This is good when complex geometries are involved as it means less work individually refining specific areas which would take a lot of time. But in your case of a simple geometry, it continues to do the same thing. Referring to the figure below, you can see that the ends of the pipe are more refined than say the middle. The layers are iterated accordingly and thus you get a deviation of y+ as you progress through the geometry.

The potential fix would be set a topological entity set for the inlet and outlet so that the automatic mesher will not attempt to refine the ends of the pipe. By controlling this you force the mesh to be consistent through out the pipe and as such the layering process will also be consistent through the iterations. However, this specific workflow may not work as the automatic mesher has changed since the last time I used it. If we are unable to control the mesher, then we will need to switch to the parametric one where we have greater control.

Try this out and let us know how it goes.

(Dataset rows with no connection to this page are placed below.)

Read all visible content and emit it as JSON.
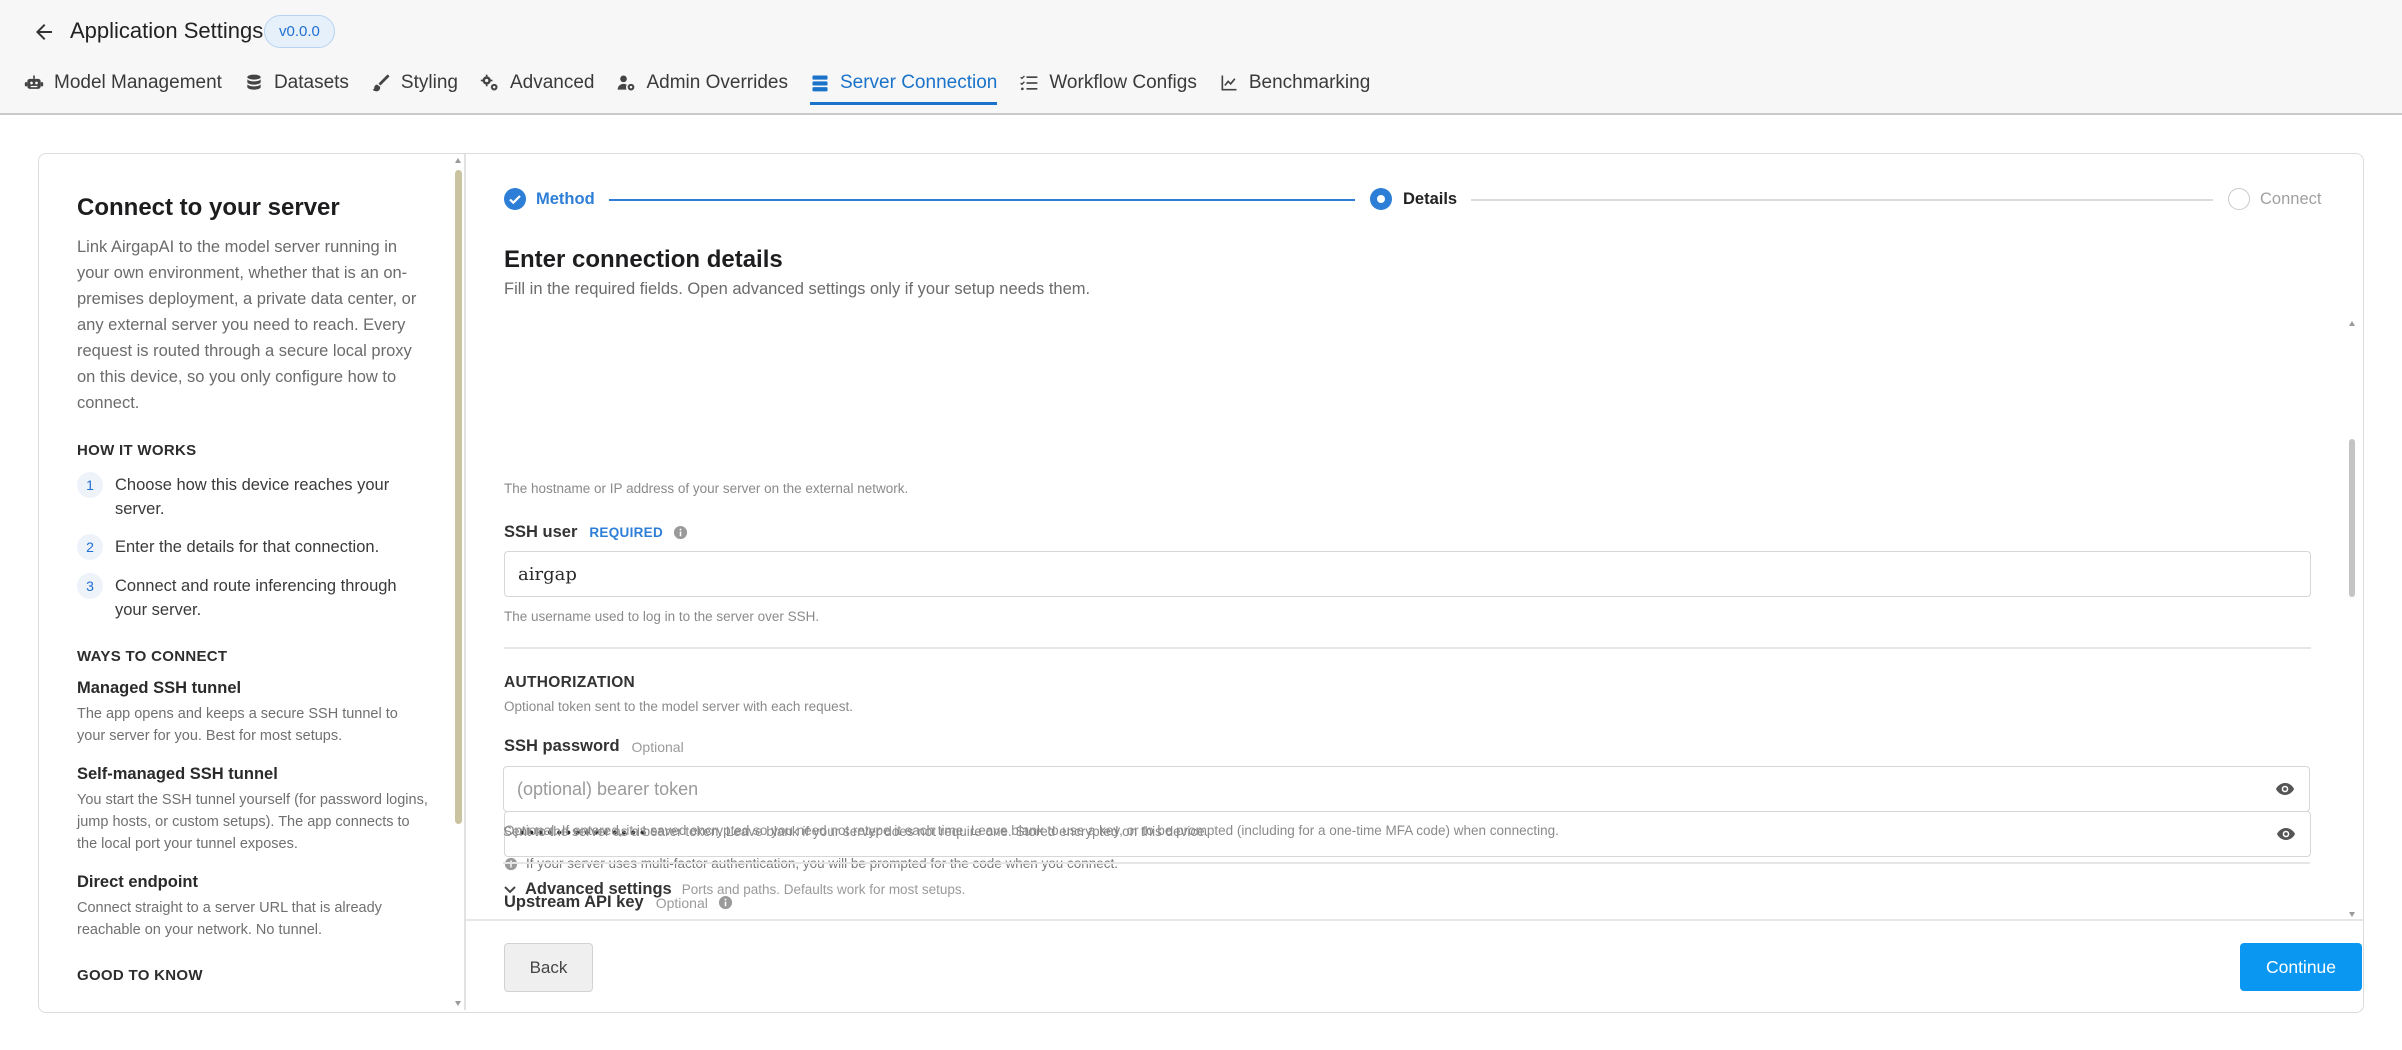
{
  "header": {
    "title": "Application Settings",
    "version": "v0.0.0"
  },
  "tabs": [
    {
      "label": "Model Management",
      "icon": "robot-icon",
      "active": false
    },
    {
      "label": "Datasets",
      "icon": "database-icon",
      "active": false
    },
    {
      "label": "Styling",
      "icon": "brush-icon",
      "active": false
    },
    {
      "label": "Advanced",
      "icon": "gears-icon",
      "active": false
    },
    {
      "label": "Admin Overrides",
      "icon": "user-cog-icon",
      "active": false
    },
    {
      "label": "Server Connection",
      "icon": "server-icon",
      "active": true
    },
    {
      "label": "Workflow Configs",
      "icon": "list-check-icon",
      "active": false
    },
    {
      "label": "Benchmarking",
      "icon": "chart-line-icon",
      "active": false
    }
  ],
  "sidebar": {
    "title": "Connect to your server",
    "intro": "Link AirgapAI to the model server running in your own environment, whether that is an on-premises deployment, a private data center, or any external server you need to reach. Every request is routed through a secure local proxy on this device, so you only configure how to connect.",
    "how_heading": "HOW IT WORKS",
    "steps": [
      {
        "num": "1",
        "text": "Choose how this device reaches your server."
      },
      {
        "num": "2",
        "text": "Enter the details for that connection."
      },
      {
        "num": "3",
        "text": "Connect and route inferencing through your server."
      }
    ],
    "ways_heading": "WAYS TO CONNECT",
    "ways": [
      {
        "title": "Managed SSH tunnel",
        "desc": "The app opens and keeps a secure SSH tunnel to your server for you. Best for most setups."
      },
      {
        "title": "Self-managed SSH tunnel",
        "desc": "You start the SSH tunnel yourself (for password logins, jump hosts, or custom setups). The app connects to the local port your tunnel exposes."
      },
      {
        "title": "Direct endpoint",
        "desc": "Connect straight to a server URL that is already reachable on your network. No tunnel."
      }
    ],
    "good_heading": "GOOD TO KNOW"
  },
  "stepper": {
    "steps": [
      {
        "label": "Method",
        "state": "done"
      },
      {
        "label": "Details",
        "state": "active"
      },
      {
        "label": "Connect",
        "state": "upcoming"
      }
    ]
  },
  "form": {
    "title": "Enter connection details",
    "subtitle": "Fill in the required fields. Open advanced settings only if your setup needs them.",
    "host_help": "The hostname or IP address of your server on the external network.",
    "ssh_user": {
      "label": "SSH user",
      "required": "REQUIRED",
      "value": "airgap",
      "help": "The username used to log in to the server over SSH."
    },
    "auth": {
      "heading": "AUTHORIZATION",
      "sub": "Optional token sent to the model server with each request."
    },
    "ssh_password": {
      "label": "SSH password",
      "optional": "Optional",
      "value": "••••••••••••••",
      "help": "Optional. If entered, it is saved encrypted so you need not retype it each time. Leave blank to use a key, or to be prompted (including for a one-time MFA code) when connecting.",
      "mfa_note": "If your server uses multi-factor authentication, you will be prompted for the code when you connect."
    },
    "api_key": {
      "label": "Upstream API key",
      "optional": "Optional",
      "placeholder": "(optional) bearer token",
      "help": "Sent to the server as a bearer token. Leave blank if your server does not require one. Stored encrypted on this device."
    },
    "advanced": {
      "label": "Advanced settings",
      "desc": "Ports and paths. Defaults work for most setups."
    }
  },
  "footer": {
    "back": "Back",
    "continue": "Continue"
  },
  "colors": {
    "accent": "#1a73c9",
    "primary_button": "#0a97f2"
  }
}
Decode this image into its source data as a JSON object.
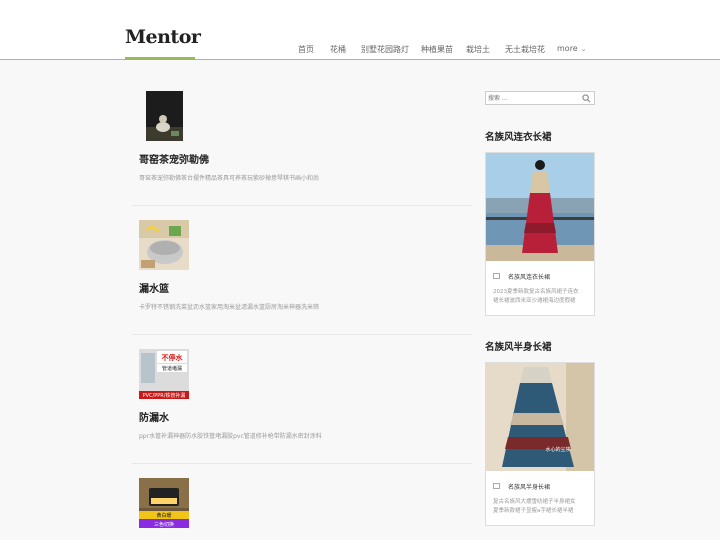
{
  "site": {
    "logo": "Mentor"
  },
  "nav": {
    "items": [
      "首页",
      "花桶",
      "别墅花园路灯",
      "种植果苗",
      "栽培土",
      "无土栽培花"
    ],
    "more": "more"
  },
  "posts": [
    {
      "title": "哥窑茶宠弥勒佛",
      "desc": "哥窑茶宠弥勒佛茶台摆件精品茶具可养茶玩紫砂禅意琴棋书画小和尚"
    },
    {
      "title": "漏水篮",
      "desc": "卡罗特不锈钢洗菜盆沥水篮家用淘米盆滤漏水篮厨房淘米神器洗米筛"
    },
    {
      "title": "防漏水",
      "desc": "ppr水管补漏神器防水胶铁管堵漏胶pvc管道修补枪带防漏水密封涂料",
      "thumb_text": [
        "不停水",
        "管道堵漏",
        "PVC/PPR/铁管补漏"
      ]
    },
    {
      "title": "",
      "desc": "",
      "thumb_text": [
        "黄白暖",
        "三色切换"
      ]
    }
  ],
  "sidebar": {
    "search_placeholder": "搜索 ...",
    "widgets": [
      {
        "title": "名族风连衣长裙",
        "caption": "名族风连衣长裙",
        "lines": [
          "2023夏季新款复古名族风裙子连衣",
          "裙长裙波西米亚沙滩裙海边度假裙"
        ]
      },
      {
        "title": "名族风半身长裙",
        "caption": "名族风半身长裙",
        "lines": [
          "复古名族风大摆雪纺裙子半身裙女",
          "夏季新款裙子显瘦a字裙长裙半裙"
        ],
        "img_text": "水心的尘埃"
      }
    ]
  },
  "colors": {
    "accent": "#9aba5a",
    "header_bg": "#ffffff",
    "page_bg": "#f8f8f8"
  }
}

Do consider your simulation as well. Selection of turbulence model and usage of wall functions will dictate your y+ values.

Cheers.

Regards,
Barry


#5

I was not referring to the inlet and outlet of the pipe. Please look at the pictures again. If I rotate the pipe 180 degrees along the x axis (Pos Z vs Neg Z), I get a completely different y+ value on the opposite side around the circumference. 180 degrees opposite one side of the pipe (around circumference) mid-pipe, should have identical results because the mesh is identical.


#6

Hi @mas985,

I am aware of your issue in that you want the y+ (layering) to be consistent throughout the pipe lengthwise.

What I mentioned previously is a possible solution to control the mesh so that you can achieve that. In order to control this we need to take special care of the inlet and outlet of the pipe as non-intuitive as it sounds. This possible fix also applies to ensuring that both ends of the pipe can have the same y+.

The mesh is not exactly identical as the iterative nature of SnappyHexMesh means that this is not that simple to control.

Do correct me again if you feel that I completely missed the mark.

Cheers.

Regards,
Barry


#7

Hey guys,
As Barry correctly mentioned the mesh is not symmetric (see picture posted by Barry above). You can see the difference in the first layer thickness across the pipe influencing the turbulence variables and consequently the y+. Once the issue with the mesh is fixed you should have no such problems with “strong” asymmetric y+ distribution again.

Cheers,

Jousef


#8

I guess I had assumed the mesh would be symmetrical since the pipe is symmetrical around the x-axis. I am more interested in the maximum y+ on the wall so I will just reduce the layering size to make sure all the wall cells are less than 1 y+ for resolving the wall.

Thanks